TRY IT >> Scan the following data for lines with "Settings" and state how many there are, as a number only.

══ SUPPLIED RECORDS

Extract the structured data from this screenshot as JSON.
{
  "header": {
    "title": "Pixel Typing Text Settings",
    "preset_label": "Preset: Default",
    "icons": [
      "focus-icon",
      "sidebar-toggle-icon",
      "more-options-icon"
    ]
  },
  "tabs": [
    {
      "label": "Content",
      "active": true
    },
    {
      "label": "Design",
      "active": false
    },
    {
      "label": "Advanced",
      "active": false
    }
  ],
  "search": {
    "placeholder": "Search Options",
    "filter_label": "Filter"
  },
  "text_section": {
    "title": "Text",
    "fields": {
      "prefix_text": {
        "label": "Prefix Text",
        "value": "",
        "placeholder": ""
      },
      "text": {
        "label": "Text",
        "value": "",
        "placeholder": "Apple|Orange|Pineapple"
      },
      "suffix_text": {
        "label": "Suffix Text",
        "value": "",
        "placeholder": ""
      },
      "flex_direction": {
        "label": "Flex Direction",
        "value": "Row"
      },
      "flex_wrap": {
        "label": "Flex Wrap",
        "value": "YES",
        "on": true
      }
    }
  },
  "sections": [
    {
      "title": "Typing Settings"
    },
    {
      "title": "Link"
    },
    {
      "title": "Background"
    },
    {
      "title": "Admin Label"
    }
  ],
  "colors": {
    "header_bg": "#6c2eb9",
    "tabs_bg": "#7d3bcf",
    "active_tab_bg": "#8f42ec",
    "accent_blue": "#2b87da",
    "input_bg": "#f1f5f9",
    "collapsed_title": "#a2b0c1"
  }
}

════

EXERCISE RESULT >> 2